Take each line of the material that includes "false" and copy it.

:: Excerpted records ::

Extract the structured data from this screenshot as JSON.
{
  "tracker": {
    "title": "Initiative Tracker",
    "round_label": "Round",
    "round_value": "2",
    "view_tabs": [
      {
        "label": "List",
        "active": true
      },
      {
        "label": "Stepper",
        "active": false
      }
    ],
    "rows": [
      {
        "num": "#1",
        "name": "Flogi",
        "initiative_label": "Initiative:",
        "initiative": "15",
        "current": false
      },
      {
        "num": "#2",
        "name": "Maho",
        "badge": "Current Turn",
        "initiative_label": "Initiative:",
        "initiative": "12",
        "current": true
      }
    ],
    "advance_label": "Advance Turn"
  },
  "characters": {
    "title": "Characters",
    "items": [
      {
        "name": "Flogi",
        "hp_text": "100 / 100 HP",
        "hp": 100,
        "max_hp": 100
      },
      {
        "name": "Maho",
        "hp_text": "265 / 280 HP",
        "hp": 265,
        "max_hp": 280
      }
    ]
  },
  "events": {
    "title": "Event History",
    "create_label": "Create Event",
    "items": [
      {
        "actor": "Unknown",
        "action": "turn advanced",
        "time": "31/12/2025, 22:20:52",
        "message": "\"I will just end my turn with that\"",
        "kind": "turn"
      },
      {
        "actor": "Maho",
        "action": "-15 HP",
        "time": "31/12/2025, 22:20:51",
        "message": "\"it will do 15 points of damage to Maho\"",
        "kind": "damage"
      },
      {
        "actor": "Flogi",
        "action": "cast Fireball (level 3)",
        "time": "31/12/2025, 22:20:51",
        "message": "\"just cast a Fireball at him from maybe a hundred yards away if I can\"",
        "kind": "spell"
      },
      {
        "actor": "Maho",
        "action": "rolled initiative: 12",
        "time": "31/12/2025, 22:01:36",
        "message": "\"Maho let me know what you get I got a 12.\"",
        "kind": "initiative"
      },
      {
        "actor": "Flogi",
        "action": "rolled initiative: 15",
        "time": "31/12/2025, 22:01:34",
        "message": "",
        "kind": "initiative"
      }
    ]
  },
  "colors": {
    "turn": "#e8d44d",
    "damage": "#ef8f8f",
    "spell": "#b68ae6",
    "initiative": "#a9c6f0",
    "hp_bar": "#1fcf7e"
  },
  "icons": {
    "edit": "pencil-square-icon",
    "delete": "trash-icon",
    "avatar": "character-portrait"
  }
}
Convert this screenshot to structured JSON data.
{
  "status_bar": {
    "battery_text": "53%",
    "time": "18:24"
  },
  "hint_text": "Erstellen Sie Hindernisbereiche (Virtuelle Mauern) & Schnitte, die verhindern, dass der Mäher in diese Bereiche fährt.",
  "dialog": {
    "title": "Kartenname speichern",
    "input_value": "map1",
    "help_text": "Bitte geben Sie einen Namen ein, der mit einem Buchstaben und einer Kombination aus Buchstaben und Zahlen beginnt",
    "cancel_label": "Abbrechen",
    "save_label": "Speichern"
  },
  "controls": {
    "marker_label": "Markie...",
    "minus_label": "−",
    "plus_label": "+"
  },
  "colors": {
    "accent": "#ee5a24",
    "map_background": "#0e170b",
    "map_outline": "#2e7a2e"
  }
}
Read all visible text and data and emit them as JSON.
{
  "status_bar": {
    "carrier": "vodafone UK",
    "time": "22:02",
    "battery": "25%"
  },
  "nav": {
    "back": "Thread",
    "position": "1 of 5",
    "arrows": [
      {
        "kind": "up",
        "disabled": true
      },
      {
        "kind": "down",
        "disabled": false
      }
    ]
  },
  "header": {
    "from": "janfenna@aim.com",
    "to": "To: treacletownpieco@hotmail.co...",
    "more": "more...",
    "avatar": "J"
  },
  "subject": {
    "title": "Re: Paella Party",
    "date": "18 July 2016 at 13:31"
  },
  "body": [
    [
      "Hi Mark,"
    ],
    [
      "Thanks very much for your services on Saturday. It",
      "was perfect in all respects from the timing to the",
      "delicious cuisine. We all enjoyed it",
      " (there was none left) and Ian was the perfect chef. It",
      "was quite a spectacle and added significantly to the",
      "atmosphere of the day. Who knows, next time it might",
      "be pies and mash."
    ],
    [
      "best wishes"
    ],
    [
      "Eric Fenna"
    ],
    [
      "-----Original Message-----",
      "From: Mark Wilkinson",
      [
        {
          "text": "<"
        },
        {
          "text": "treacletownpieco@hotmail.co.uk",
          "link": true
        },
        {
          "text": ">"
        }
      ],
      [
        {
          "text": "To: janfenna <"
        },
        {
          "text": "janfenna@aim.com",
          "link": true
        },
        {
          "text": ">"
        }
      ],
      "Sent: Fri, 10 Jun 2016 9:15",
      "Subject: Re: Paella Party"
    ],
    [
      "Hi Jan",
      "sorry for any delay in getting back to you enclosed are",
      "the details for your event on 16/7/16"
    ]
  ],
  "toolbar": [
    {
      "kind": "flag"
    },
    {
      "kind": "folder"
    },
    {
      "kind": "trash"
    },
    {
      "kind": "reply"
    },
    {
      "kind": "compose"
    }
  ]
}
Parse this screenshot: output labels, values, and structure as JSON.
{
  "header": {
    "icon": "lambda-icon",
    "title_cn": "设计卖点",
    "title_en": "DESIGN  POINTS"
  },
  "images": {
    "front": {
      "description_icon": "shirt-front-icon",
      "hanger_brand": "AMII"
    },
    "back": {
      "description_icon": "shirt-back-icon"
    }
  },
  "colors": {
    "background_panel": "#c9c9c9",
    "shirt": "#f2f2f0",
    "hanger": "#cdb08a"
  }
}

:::

Written response
        "active": false
        "current": false
        "disabled": false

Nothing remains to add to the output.